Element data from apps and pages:
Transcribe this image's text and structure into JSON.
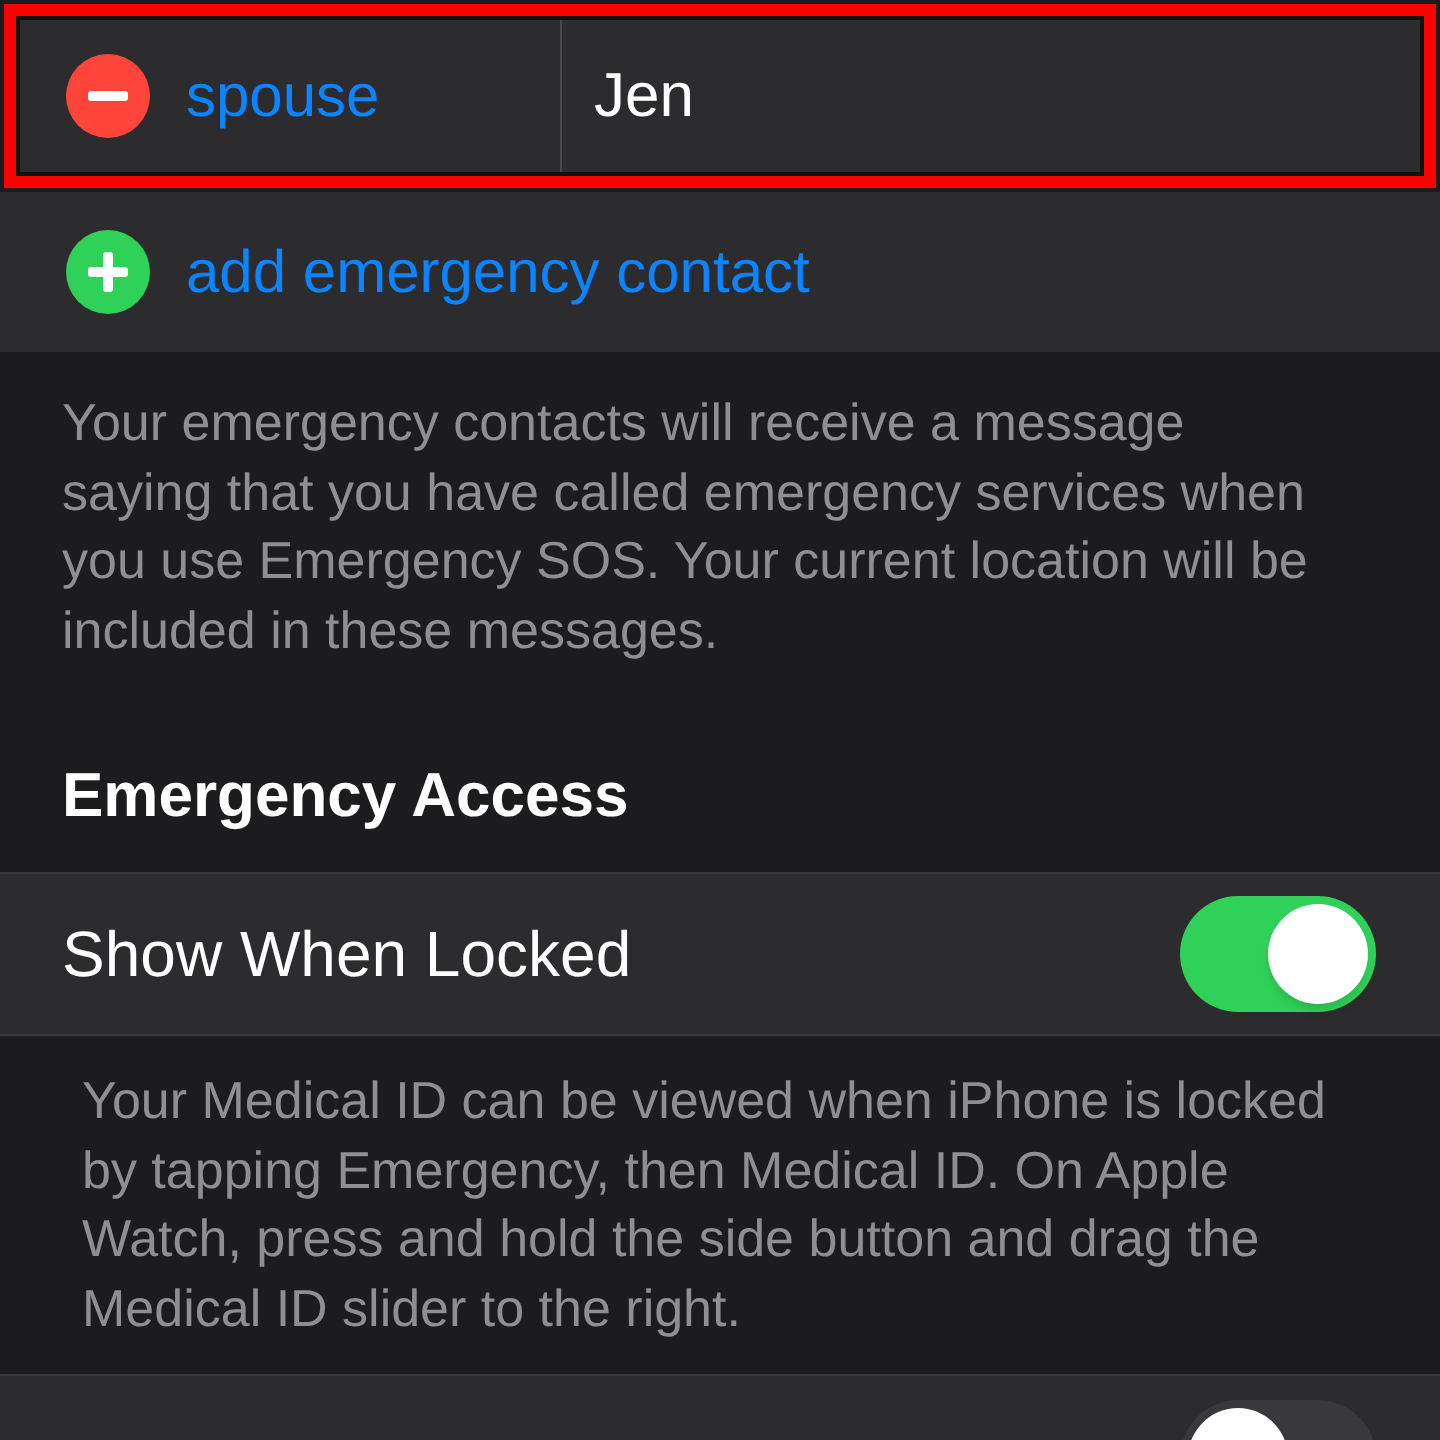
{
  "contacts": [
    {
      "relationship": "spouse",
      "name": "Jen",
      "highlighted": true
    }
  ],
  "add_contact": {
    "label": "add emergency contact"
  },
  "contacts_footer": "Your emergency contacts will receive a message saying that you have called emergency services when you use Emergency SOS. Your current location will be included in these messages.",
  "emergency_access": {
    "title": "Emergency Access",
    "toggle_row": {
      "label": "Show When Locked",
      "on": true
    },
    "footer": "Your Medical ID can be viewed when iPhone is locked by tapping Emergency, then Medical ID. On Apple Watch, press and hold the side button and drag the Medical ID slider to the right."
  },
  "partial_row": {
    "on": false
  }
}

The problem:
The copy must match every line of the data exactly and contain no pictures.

Output for this task:
Transcribe this image's text and structure into JSON.
{
  "contacts": [
    {
      "relationship": "spouse",
      "name": "Jen",
      "highlighted": true
    }
  ],
  "add_contact": {
    "label": "add emergency contact"
  },
  "contacts_footer": "Your emergency contacts will receive a message saying that you have called emergency services when you use Emergency SOS. Your current location will be included in these messages.",
  "emergency_access": {
    "title": "Emergency Access",
    "toggle_row": {
      "label": "Show When Locked",
      "on": true
    },
    "footer": "Your Medical ID can be viewed when iPhone is locked by tapping Emergency, then Medical ID. On Apple Watch, press and hold the side button and drag the Medical ID slider to the right."
  },
  "partial_row": {
    "on": false
  }
}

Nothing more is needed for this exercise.